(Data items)
:::::

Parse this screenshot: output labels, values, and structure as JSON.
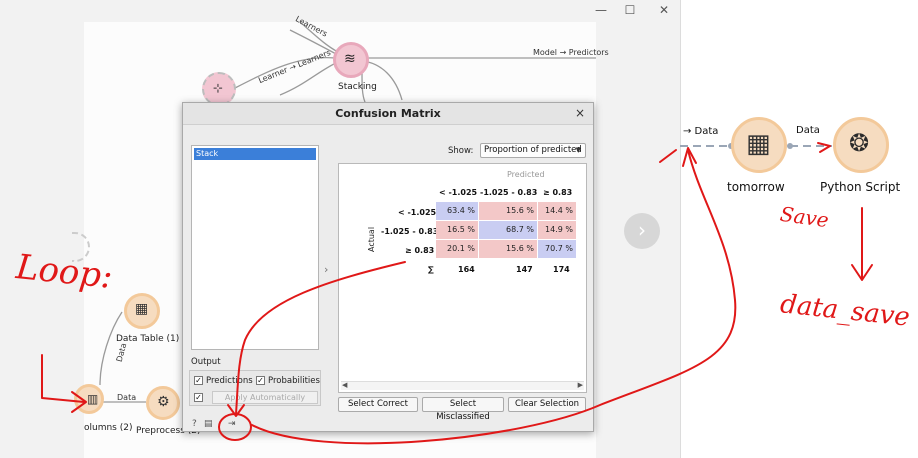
{
  "window": {
    "minimize_glyph": "—",
    "maximize_glyph": "☐",
    "close_glyph": "✕"
  },
  "canvas": {
    "nodes": {
      "stacking": "Stacking",
      "data_table": "Data Table (1)",
      "columns": "olumns (2)",
      "preprocess": "Preprocess (2)"
    },
    "links": {
      "model_predictors": "Model → Predictors",
      "learner_learners": "Learner → Learners",
      "learners": "Learners",
      "data_vertical": "Data",
      "data_horizontal": "Data"
    },
    "next_glyph": "›",
    "colors": {
      "stacking_node": "#f2c6d2",
      "tree_node": "#f2c6d2",
      "data_node": "#f6dcc0",
      "preprocess_node": "#f6dcc0"
    }
  },
  "dialog": {
    "title": "Confusion Matrix",
    "close_glyph": "×",
    "learners_list": [
      "Stack"
    ],
    "output_label": "Output",
    "predictions_label": "Predictions",
    "probabilities_label": "Probabilities",
    "apply_label": "Apply Automatically",
    "collapse_glyph": "›",
    "show_label": "Show:",
    "show_value": "Proportion of predicted",
    "predicted_label": "Predicted",
    "actual_label": "Actual",
    "col_headers": [
      "< -1.025",
      "-1.025 - 0.83",
      "≥ 0.83"
    ],
    "rows": [
      {
        "label": "< -1.025",
        "cells": [
          "63.4 %",
          "15.6 %",
          "14.4 %"
        ]
      },
      {
        "label": "-1.025 - 0.83",
        "cells": [
          "16.5 %",
          "68.7 %",
          "14.9 %"
        ]
      },
      {
        "label": "≥ 0.83",
        "cells": [
          "20.1 %",
          "15.6 %",
          "70.7 %"
        ]
      }
    ],
    "sum_label": "∑",
    "col_sums": [
      "164",
      "147",
      "174"
    ],
    "buttons": {
      "select_correct": "Select Correct",
      "select_misclassified": "Select Misclassified",
      "clear_selection": "Clear Selection"
    },
    "status_icons": [
      "?",
      "▤",
      "⇥"
    ],
    "colors": {
      "diagonal": "#c9cdf2",
      "off_diagonal": "#f3c8c8",
      "selected": "#3b7fd9"
    }
  },
  "workflow": {
    "data_in": "→ Data",
    "tomorrow": "tomorrow",
    "data_link": "Data",
    "python_script": "Python Script"
  },
  "annotations": {
    "loop": "Loop:",
    "save": "Save",
    "data_save": "data_save"
  }
}
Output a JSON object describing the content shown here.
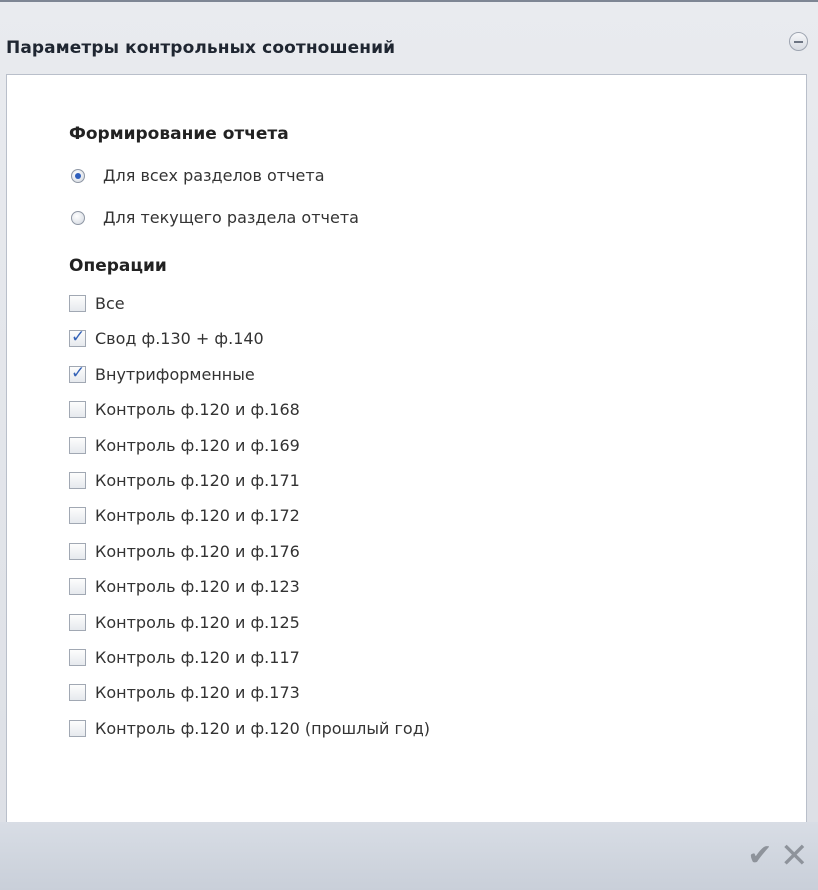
{
  "dialog": {
    "title": "Параметры контрольных соотношений",
    "icons": {
      "collapse": "circle-minus",
      "ok": "check-mark",
      "cancel": "x-mark"
    },
    "report_section": {
      "title": "Формирование отчета",
      "options": [
        {
          "label": "Для всех разделов отчета",
          "selected": true
        },
        {
          "label": "Для текущего раздела отчета",
          "selected": false
        }
      ]
    },
    "operations_section": {
      "title": "Операции",
      "items": [
        {
          "label": "Все",
          "checked": false
        },
        {
          "label": "Свод ф.130 + ф.140",
          "checked": true
        },
        {
          "label": "Внутриформенные",
          "checked": true
        },
        {
          "label": "Контроль ф.120 и ф.168",
          "checked": false
        },
        {
          "label": "Контроль ф.120 и ф.169",
          "checked": false
        },
        {
          "label": "Контроль ф.120 и ф.171",
          "checked": false
        },
        {
          "label": "Контроль ф.120 и ф.172",
          "checked": false
        },
        {
          "label": "Контроль ф.120 и ф.176",
          "checked": false
        },
        {
          "label": "Контроль ф.120 и ф.123",
          "checked": false
        },
        {
          "label": "Контроль ф.120 и ф.125",
          "checked": false
        },
        {
          "label": "Контроль ф.120 и ф.117",
          "checked": false
        },
        {
          "label": "Контроль ф.120 и ф.173",
          "checked": false
        },
        {
          "label": "Контроль ф.120 и ф.120 (прошлый год)",
          "checked": false
        }
      ]
    }
  }
}
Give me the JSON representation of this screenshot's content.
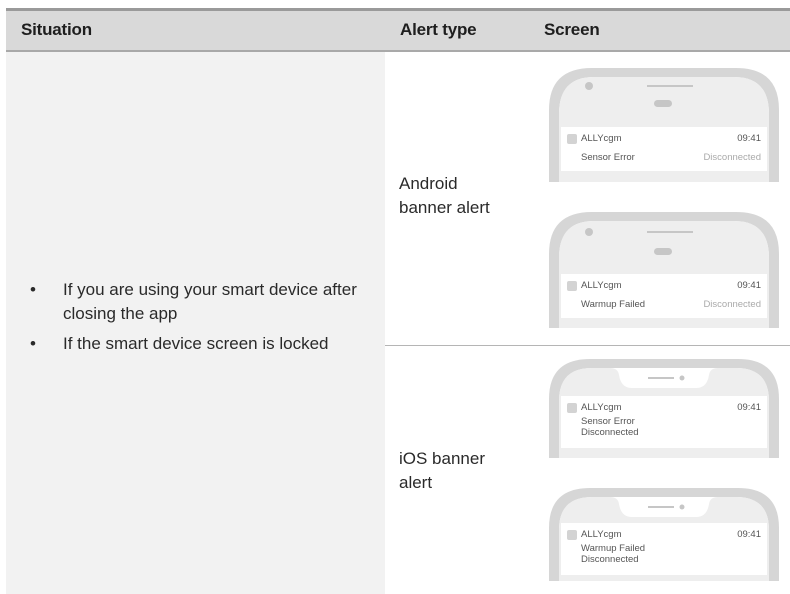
{
  "table": {
    "headers": {
      "situation": "Situation",
      "alert_type": "Alert type",
      "screen": "Screen"
    },
    "situations": [
      "If you are using your smart device after closing the app",
      "If the smart device screen is locked"
    ],
    "bullet": "•",
    "rows": [
      {
        "alert_type_lines": [
          "Android",
          "banner alert"
        ],
        "screens": [
          {
            "app": "ALLYcgm",
            "time": "09:41",
            "message": "Sensor Error",
            "status": "Disconnected"
          },
          {
            "app": "ALLYcgm",
            "time": "09:41",
            "message": "Warmup Failed",
            "status": "Disconnected"
          }
        ]
      },
      {
        "alert_type_lines": [
          "iOS banner",
          "alert"
        ],
        "screens": [
          {
            "app": "ALLYcgm",
            "time": "09:41",
            "message": "Sensor Error",
            "status": "Disconnected"
          },
          {
            "app": "ALLYcgm",
            "time": "09:41",
            "message": "Warmup Failed",
            "status": "Disconnected"
          }
        ]
      }
    ]
  },
  "colors": {
    "header_bg": "#d9d9d9",
    "situation_bg": "#f2f2f2",
    "phone_frame": "#d6d6d6",
    "notification_bg": "#ffffff",
    "app_icon": "#d3d3d3"
  }
}
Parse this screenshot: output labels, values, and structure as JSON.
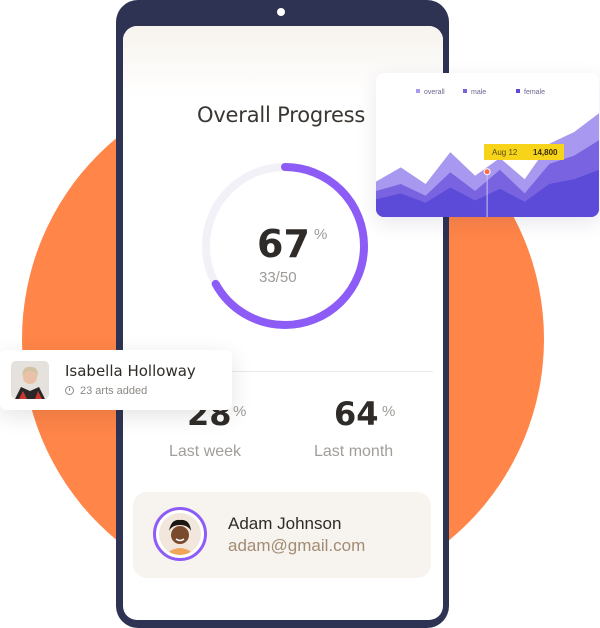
{
  "dashboard": {
    "title": "Overall Progress",
    "progress": {
      "percent": 67,
      "percent_unit": "%",
      "ratio": "33/50",
      "ring_color": "#8d5cf6"
    },
    "stats": [
      {
        "value": "28",
        "unit": "%",
        "label": "Last week"
      },
      {
        "value": "64",
        "unit": "%",
        "label": "Last month"
      }
    ],
    "user": {
      "name": "Adam Johnson",
      "email": "adam@gmail.com",
      "avatar_icon": "person-avatar-icon"
    }
  },
  "chart_card": {
    "legend": [
      "overall",
      "male",
      "female"
    ],
    "tooltip": {
      "date": "Aug 12",
      "value": "14,800"
    },
    "colors": {
      "overall": "#a898ef",
      "male": "#7a63e0",
      "female": "#5b4bd8",
      "tooltip": "#f7d31a"
    }
  },
  "chart_data": {
    "type": "area",
    "title": "",
    "series": [
      {
        "name": "overall",
        "values": [
          30,
          42,
          28,
          55,
          35,
          50,
          32,
          62,
          72,
          88
        ]
      },
      {
        "name": "male",
        "values": [
          22,
          28,
          18,
          38,
          22,
          40,
          20,
          45,
          52,
          65
        ]
      },
      {
        "name": "female",
        "values": [
          15,
          20,
          12,
          25,
          14,
          24,
          13,
          28,
          32,
          40
        ]
      }
    ]
  },
  "profile_card": {
    "name": "Isabella Holloway",
    "subtitle": "23 arts added",
    "avatar_icon": "person-avatar-icon"
  }
}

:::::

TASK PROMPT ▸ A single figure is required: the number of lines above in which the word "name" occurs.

WRITTEN SOLUTION ▸ 5